KV: I did not go to those places often because I was short on money. I am not Catholic. When I was back in Vietnam, I did not have any religion. When I first met the man who sponsored me, he was Catholic so I went to church with him and was a Catholic for a while. I realize that the activities were different in the locality [i.e. people from different provinces of Vietnam]. Catholic people were mostly from central Vietnam. I am not from that area, so I felt alone. I did not have a car so I stopped going to church. However, I learned a lot from the church. I do not have a house or a car now but I still do charity. When I returned to Vietnam, I still gave money to other people.

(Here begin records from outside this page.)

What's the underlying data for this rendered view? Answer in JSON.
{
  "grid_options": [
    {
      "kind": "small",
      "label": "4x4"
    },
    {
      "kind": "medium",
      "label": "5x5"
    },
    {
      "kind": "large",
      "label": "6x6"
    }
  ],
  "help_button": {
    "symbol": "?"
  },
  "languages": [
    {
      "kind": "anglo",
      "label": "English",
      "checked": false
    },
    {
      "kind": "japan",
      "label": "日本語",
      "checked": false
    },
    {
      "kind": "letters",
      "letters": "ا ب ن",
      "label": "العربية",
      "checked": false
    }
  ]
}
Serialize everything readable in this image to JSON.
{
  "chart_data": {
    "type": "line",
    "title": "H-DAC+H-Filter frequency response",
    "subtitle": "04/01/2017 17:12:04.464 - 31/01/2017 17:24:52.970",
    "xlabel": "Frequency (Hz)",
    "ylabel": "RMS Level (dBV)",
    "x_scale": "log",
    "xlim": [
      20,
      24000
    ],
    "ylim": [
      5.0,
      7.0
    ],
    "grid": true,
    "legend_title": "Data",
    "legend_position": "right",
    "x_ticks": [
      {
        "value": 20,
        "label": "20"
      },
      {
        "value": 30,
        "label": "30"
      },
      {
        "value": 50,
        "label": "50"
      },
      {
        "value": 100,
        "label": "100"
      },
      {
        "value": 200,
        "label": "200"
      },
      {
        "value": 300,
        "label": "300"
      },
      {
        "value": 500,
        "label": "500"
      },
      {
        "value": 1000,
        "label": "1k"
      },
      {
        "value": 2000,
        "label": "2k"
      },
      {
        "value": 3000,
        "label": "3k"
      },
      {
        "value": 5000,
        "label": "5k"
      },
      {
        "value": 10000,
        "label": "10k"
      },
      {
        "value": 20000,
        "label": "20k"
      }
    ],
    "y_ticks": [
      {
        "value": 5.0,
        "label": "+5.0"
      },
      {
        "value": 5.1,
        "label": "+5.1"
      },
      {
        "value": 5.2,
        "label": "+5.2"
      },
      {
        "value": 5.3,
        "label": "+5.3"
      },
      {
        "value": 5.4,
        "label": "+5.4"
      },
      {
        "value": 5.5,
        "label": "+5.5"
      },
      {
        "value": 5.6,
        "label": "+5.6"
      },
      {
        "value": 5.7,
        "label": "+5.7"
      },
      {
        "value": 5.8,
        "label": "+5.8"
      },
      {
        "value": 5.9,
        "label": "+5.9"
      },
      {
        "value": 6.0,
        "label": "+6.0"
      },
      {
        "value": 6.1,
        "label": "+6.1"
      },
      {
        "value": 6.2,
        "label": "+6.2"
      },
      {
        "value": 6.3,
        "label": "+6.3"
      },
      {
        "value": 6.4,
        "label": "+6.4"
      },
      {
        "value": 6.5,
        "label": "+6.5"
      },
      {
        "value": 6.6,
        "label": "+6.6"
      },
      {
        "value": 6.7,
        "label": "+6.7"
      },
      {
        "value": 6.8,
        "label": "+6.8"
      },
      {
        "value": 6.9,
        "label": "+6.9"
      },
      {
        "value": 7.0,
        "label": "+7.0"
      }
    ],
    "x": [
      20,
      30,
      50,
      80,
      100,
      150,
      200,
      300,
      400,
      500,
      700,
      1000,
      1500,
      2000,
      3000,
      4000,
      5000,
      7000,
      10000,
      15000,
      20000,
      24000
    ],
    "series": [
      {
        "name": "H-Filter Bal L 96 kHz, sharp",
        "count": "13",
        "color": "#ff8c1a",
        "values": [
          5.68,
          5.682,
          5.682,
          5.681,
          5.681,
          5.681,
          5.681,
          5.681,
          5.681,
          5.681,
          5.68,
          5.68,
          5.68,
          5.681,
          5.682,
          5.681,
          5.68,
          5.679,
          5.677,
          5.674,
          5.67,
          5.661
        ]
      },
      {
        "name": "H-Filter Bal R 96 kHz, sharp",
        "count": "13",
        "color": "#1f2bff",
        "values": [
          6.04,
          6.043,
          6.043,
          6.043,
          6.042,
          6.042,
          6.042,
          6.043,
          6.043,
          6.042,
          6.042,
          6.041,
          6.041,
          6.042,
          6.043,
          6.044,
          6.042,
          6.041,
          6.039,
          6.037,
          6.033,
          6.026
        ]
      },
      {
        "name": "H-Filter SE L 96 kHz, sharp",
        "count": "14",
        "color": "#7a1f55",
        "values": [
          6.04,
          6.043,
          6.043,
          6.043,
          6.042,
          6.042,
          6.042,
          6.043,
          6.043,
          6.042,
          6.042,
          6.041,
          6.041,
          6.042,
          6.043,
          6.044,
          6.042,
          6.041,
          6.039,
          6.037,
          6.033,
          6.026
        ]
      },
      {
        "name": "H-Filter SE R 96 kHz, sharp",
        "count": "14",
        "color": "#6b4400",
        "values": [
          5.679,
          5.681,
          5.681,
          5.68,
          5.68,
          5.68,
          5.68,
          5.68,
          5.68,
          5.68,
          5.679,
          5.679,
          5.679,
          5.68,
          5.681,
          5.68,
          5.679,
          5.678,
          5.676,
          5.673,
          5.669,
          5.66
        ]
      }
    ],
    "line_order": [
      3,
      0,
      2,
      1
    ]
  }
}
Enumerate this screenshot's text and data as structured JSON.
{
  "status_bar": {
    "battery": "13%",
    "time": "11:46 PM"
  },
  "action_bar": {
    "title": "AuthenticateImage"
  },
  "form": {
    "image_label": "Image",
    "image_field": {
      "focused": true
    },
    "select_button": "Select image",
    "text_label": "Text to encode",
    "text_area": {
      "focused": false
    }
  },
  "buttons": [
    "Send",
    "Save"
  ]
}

I did not have a phone, so I did not know much about the news. When I returned to Vietnam, I did charity by reading news in the newspaper. A police newspaper posted a picture of a brain tumor kid who needed just $100 more. I personally went to the Cancer Hospital to give $100 to his parents. Another time, I saw a kid who sold lottery tickets with his mother in the street who was the same age as my grandson here. I went looking for him later and I prayed from my heart. I met him. I gave him a few hundred Vietnamese Dong [Vietnamese currency] at first, and then I brought $100 over to a jewelry gold shop in exchange for two-million-something Vietnamese Dong for that person.
I do not see Vietnamese leaders here. If you want to be a leader here, you have to be good at English to influence a city, like talking to the mayor. In addition to invading this melting pot society, you need to be good at many other things.
XV: How is the Vietnamese American community in Portland changing? Do you worry about younger generations of Vietnamese-Americans?
KV: I am very happy that the younger generation is free from the worries of life, but it is not easy to live in America. Especially at this time, everything is high-tech. My first concern is English. If my children lose their jobs now, it is hard to find other jobs. I am worried about that. I am nothing now. Moreover, it is very competitive. One example is school. You must be good in English and good at computers and all other things. Life is such a competition. For example, twenty years ago a Vietnamese engineer was very precious to Americans, but now Indians and the Chinese have taken it over. The Vietnamese have downgraded.
XV: What is your relationship with the country of Vietnam today? Do you go back to visit? Do you stay in touch with relatives?
KV: My brother just died. My siblings are all dead. I no longer have any contact with Vietnam. My life was so miserable that I did not know how I survived to this day.
XV: Is there anything we have not asked about that you would like to discuss? Do you have any additional experiences that you would like to be preserved in these oral histories?
KV: The point that I met with you today is that I want to convey to you how the Vietnamese community can come together and help each other. If you want to live in this land, you have to contribute to the Americans, such as a rose ceremony or something. In addition, we also have to contribute to other works to show them that we come here and follow the American lifestyle. Why do other people go to collect trash on the street or to help homeless people, and the Vietnamese do not do those things? We need to show Americans that we also have the same social spirit as them, and that we have the spirit of love and mankind. We, the Vietnamese, just care about ourselves. The reason we cannot do that is we do not stand together. The churches are with the churches. The temples are with the temples. The HO people are with HO people. We need to be good at English. For example, if I, as a community member, went up to tell the mayor that I wanted to contribute to the garbage collection on the highway, I would not know how to say it without English. If we can be united, the Americans will respect us and help us. To do that, the community must unite, must have manpower. I am too old. I do not want to hurt others’ feelings.